### PROBLEM REQUIREMENTS
Every line of the material is to be set down again without any change.
Segment Start: DATA SECTION
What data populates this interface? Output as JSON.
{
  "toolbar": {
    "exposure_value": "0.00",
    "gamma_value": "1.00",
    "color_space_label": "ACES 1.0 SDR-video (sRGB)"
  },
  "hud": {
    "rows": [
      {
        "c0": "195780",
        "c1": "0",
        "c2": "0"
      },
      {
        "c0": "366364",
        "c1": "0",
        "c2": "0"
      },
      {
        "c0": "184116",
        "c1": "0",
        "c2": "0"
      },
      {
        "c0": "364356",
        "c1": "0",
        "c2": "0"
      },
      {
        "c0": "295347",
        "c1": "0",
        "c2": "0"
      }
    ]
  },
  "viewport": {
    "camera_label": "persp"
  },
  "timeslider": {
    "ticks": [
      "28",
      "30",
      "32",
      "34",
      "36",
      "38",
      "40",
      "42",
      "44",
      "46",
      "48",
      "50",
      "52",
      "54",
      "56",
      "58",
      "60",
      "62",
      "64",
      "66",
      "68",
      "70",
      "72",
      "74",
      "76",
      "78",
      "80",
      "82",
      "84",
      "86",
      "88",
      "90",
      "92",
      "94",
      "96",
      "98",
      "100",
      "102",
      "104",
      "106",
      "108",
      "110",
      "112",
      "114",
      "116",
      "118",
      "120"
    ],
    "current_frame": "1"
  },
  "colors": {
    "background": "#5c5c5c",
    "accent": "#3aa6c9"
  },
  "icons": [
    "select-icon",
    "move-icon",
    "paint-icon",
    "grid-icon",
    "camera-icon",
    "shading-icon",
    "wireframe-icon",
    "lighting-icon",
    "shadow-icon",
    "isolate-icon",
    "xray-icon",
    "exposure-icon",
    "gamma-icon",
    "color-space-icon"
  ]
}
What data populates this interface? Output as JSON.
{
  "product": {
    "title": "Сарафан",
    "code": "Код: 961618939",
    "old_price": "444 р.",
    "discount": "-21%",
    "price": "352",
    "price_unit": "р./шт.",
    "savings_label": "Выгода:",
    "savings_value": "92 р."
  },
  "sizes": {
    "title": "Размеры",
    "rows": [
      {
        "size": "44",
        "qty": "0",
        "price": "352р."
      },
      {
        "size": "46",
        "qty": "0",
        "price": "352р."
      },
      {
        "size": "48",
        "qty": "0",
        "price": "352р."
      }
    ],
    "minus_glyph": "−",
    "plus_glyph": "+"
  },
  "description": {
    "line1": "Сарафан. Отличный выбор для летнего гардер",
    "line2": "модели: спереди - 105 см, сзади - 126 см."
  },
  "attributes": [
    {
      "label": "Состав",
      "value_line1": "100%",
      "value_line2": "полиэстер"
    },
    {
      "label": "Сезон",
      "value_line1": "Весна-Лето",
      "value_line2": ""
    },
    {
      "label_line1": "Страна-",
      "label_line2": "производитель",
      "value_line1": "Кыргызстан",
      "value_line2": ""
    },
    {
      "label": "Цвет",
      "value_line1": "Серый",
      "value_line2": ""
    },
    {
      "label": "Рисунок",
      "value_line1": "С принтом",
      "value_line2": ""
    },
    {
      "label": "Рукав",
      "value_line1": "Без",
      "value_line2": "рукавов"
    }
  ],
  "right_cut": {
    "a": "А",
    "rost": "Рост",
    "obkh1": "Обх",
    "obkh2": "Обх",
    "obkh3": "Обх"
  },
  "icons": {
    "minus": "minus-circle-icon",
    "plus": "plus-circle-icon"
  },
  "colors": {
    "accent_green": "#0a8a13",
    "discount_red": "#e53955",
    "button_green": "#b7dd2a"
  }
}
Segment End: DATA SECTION
### RESULT BELOW
What data populates this interface? Output as JSON.
{
  "toolbar": {
    "exposure_value": "0.00",
    "gamma_value": "1.00",
    "color_space_label": "ACES 1.0 SDR-video (sRGB)"
  },
  "hud": {
    "rows": [
      {
        "c0": "195780",
        "c1": "0",
        "c2": "0"
      },
      {
        "c0": "366364",
        "c1": "0",
        "c2": "0"
      },
      {
        "c0": "184116",
        "c1": "0",
        "c2": "0"
      },
      {
        "c0": "364356",
        "c1": "0",
        "c2": "0"
      },
      {
        "c0": "295347",
        "c1": "0",
        "c2": "0"
      }
    ]
  },
  "viewport": {
    "camera_label": "persp"
  },
  "timeslider": {
    "ticks": [
      "28",
      "30",
      "32",
      "34",
      "36",
      "38",
      "40",
      "42",
      "44",
      "46",
      "48",
      "50",
      "52",
      "54",
      "56",
      "58",
      "60",
      "62",
      "64",
      "66",
      "68",
      "70",
      "72",
      "74",
      "76",
      "78",
      "80",
      "82",
      "84",
      "86",
      "88",
      "90",
      "92",
      "94",
      "96",
      "98",
      "100",
      "102",
      "104",
      "106",
      "108",
      "110",
      "112",
      "114",
      "116",
      "118",
      "120"
    ],
    "current_frame": "1"
  },
  "colors": {
    "background": "#5c5c5c",
    "accent": "#3aa6c9"
  },
  "icons": [
    "select-icon",
    "move-icon",
    "paint-icon",
    "grid-icon",
    "camera-icon",
    "shading-icon",
    "wireframe-icon",
    "lighting-icon",
    "shadow-icon",
    "isolate-icon",
    "xray-icon",
    "exposure-icon",
    "gamma-icon",
    "color-space-icon"
  ]
}
What data populates this interface? Output as JSON.
{
  "product": {
    "title": "Сарафан",
    "code": "Код: 961618939",
    "old_price": "444 р.",
    "discount": "-21%",
    "price": "352",
    "price_unit": "р./шт.",
    "savings_label": "Выгода:",
    "savings_value": "92 р."
  },
  "sizes": {
    "title": "Размеры",
    "rows": [
      {
        "size": "44",
        "qty": "0",
        "price": "352р."
      },
      {
        "size": "46",
        "qty": "0",
        "price": "352р."
      },
      {
        "size": "48",
        "qty": "0",
        "price": "352р."
      }
    ],
    "minus_glyph": "−",
    "plus_glyph": "+"
  },
  "description": {
    "line1": "Сарафан. Отличный выбор для летнего гардер",
    "line2": "модели: спереди - 105 см, сзади - 126 см."
  },
  "attributes": [
    {
      "label": "Состав",
      "value_line1": "100%",
      "value_line2": "полиэстер"
    },
    {
      "label": "Сезон",
      "value_line1": "Весна-Лето",
      "value_line2": ""
    },
    {
      "label_line1": "Страна-",
      "label_line2": "производитель",
      "value_line1": "Кыргызстан",
      "value_line2": ""
    },
    {
      "label": "Цвет",
      "value_line1": "Серый",
      "value_line2": ""
    },
    {
      "label": "Рисунок",
      "value_line1": "С принтом",
      "value_line2": ""
    },
    {
      "label": "Рукав",
      "value_line1": "Без",
      "value_line2": "рукавов"
    }
  ],
  "right_cut": {
    "a": "А",
    "rost": "Рост",
    "obkh1": "Обх",
    "obkh2": "Обх",
    "obkh3": "Обх"
  },
  "icons": {
    "minus": "minus-circle-icon",
    "plus": "plus-circle-icon"
  },
  "colors": {
    "accent_green": "#0a8a13",
    "discount_red": "#e53955",
    "button_green": "#b7dd2a"
  }
}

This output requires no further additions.